A cajón (Spanish: [kaˈxon]; "box", "crate" or "drawer") is a box-shaped percussion instrument originally from Peru, played by slapping the front or rear faces (generally thin plywood) with the hands, fingers, or sometimes implements such as brushes, mallets, or sticks. Cajones are primarily played in Afro-Peruvian music (specifically música criolla), but has made its way into flamenco as well. The term cajón is also applied to other box drums used in Latin American music, such as the Cuban cajón de rumba and the Mexican cajón de tapeo.

Sheets of 13 to 19 mm (1/2 to 3/4 inch) thick wood are generally used for five sides of the box. A thinner sheet of plywood is nailed on as the sixth side and acts as the striking surface or head. The striking surface of the cajón drum is commonly referred to as the tapa. A soundhole is cut on the backside. The modern cajón may have rubber feet and has several screws at the top for adjusting percussive timbre.

Originally the instruments were only wooden boxes, but, thanks to a contribution by Spanish flamenco exponent Paco de Lucía, now they may have several stretched cords pressed against the top for a buzz-like effect, resembling a snare drum — guitar strings (the original modification), rattles or drum snares may serve this purpose.
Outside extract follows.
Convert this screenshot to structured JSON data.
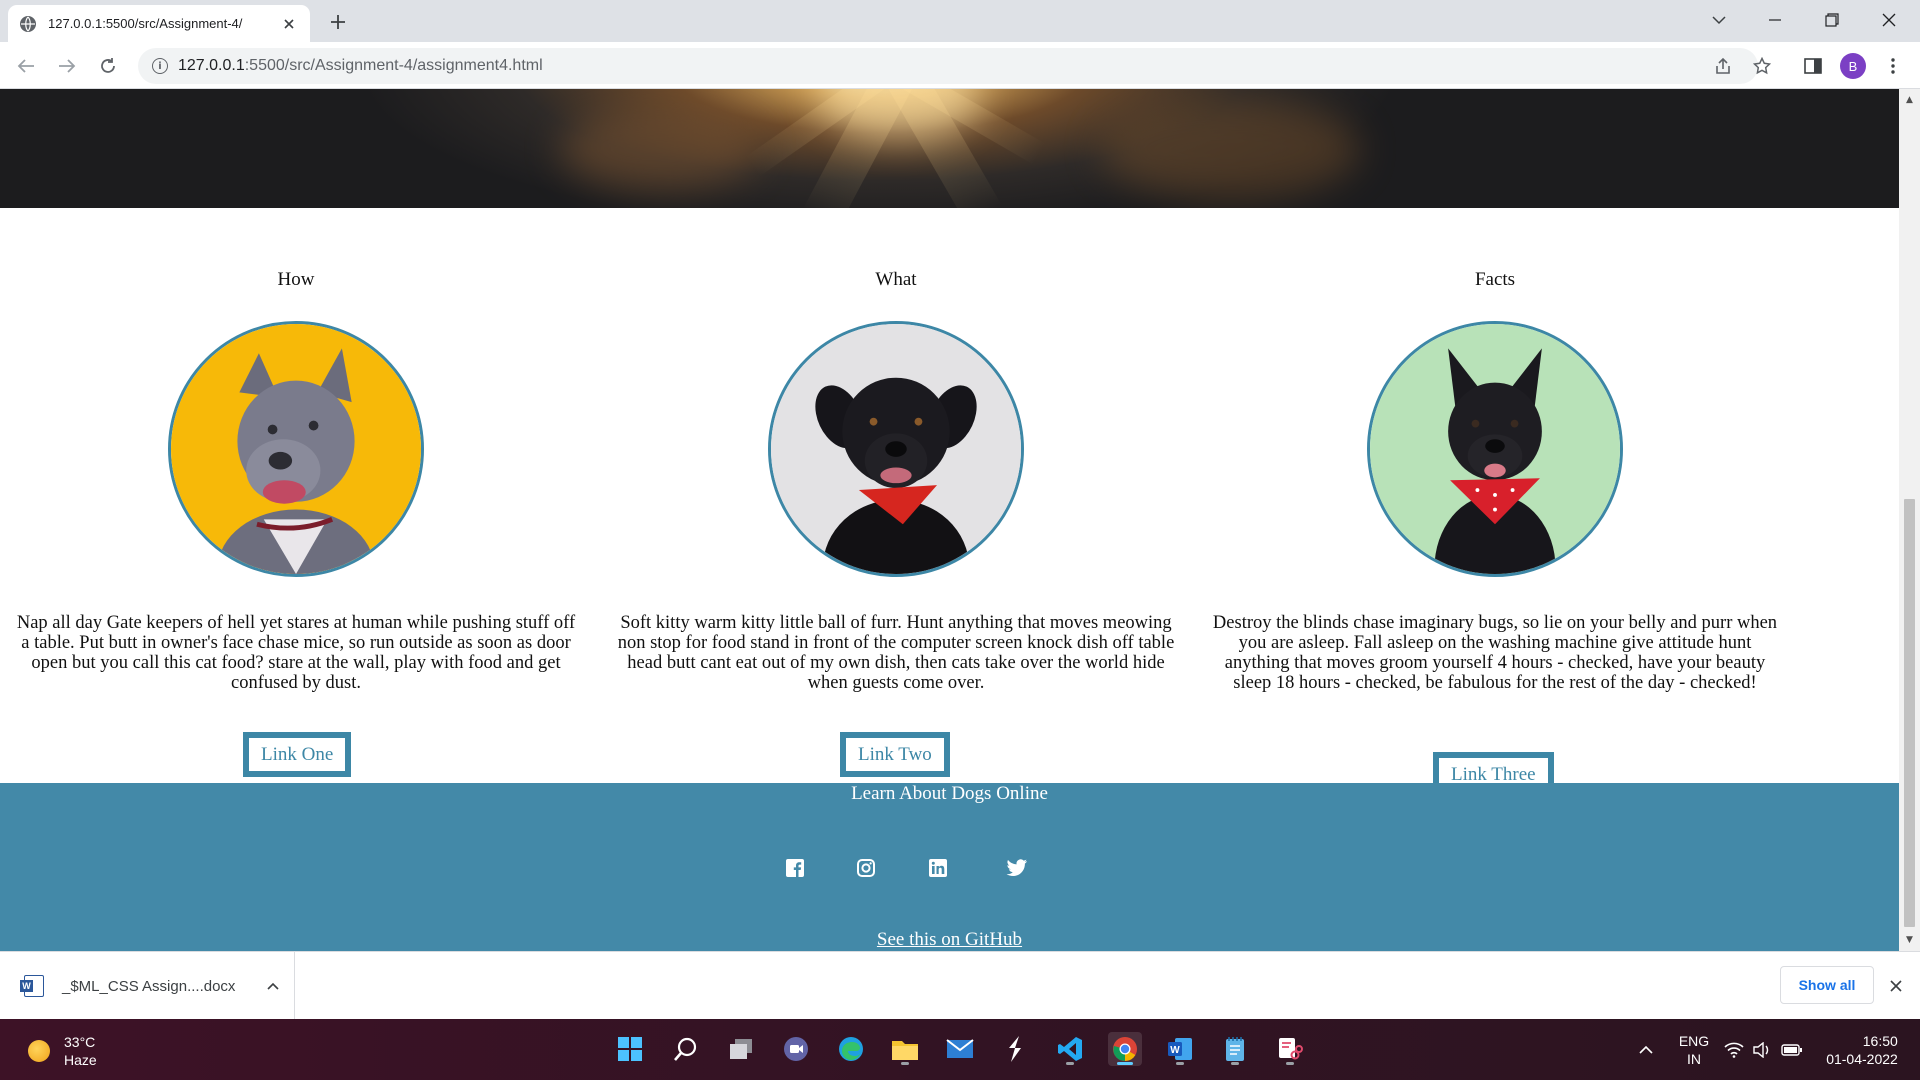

Bells may also be installed inside near the cords.

The cajón is the most widely used Afro-Peruvian musical instrument since the late 19th century. Slaves of the west and central African origin in the Americas are considered to be the source of the cajón drum. Currently, the instrument is common in musical performance throughout some of the Americas and Spain. The cajón was developed during the periods of slavery in coastal Peru. The instrument reached a peak in popularity by 1850, and by the end of the 19th century, cajón players were experimenting with the design of the instrument by bending some of the planks in the cajón's body to alter the instrument's patterns of sound vibration. After slavery, the cajón was spread to a much larger audience including Criollos.

Given that the cajón comes from slave musicians in the Spanish colonial Americas, there are two complementary origin theories for the instrument. It is possible that the drum is a direct descendant of a number of boxlike musical instruments from the west and central Africa, especially Angola, and the Antilles. These instruments were adapted by slaves from the Spanish shipping crates at their disposal. In port cities like Matanzas, Cuba, codfish shipping crates and small dresser drawers became similar instruments. Peruvian musician and ethnomusicologist Susana Baca recounts her mother's story that the cajón originated as "the box of the people who carried fruit and worked in the ports," putting it down to play on whenever they had a moment. Another theory is that slaves used boxes as musical instruments to subvert Spanish colonial bans on music in predominantly African areas, essentially disguising their instruments.

While early 20th century versions of the festejo appeared to have been performed without the cajón, especially due to the influence of Perú Negro, a musical ensemble founded in 1969, the cajón began to be more important than the guitar and, indeed, became "a new symbol of Peruvian blackness".

After a short 1977 visit to a diplomat’s party and a TV presentation in Lima along with Peruvian percussionist Caitro Soto, Spanish flamenco guitar player Paco de Lucía brought a cajón to Spain to use it in his own music, after being impressed by the rhythmic possibilities of the instrument. In 2001, the cajón was declared National Heritage by the Peruvian National Institute of Culture. In 2014, the Organization of American States declared the cajón an "Instrument of Peru for the Americas".


Items 1-36 of 81

per page
Set Descending Direction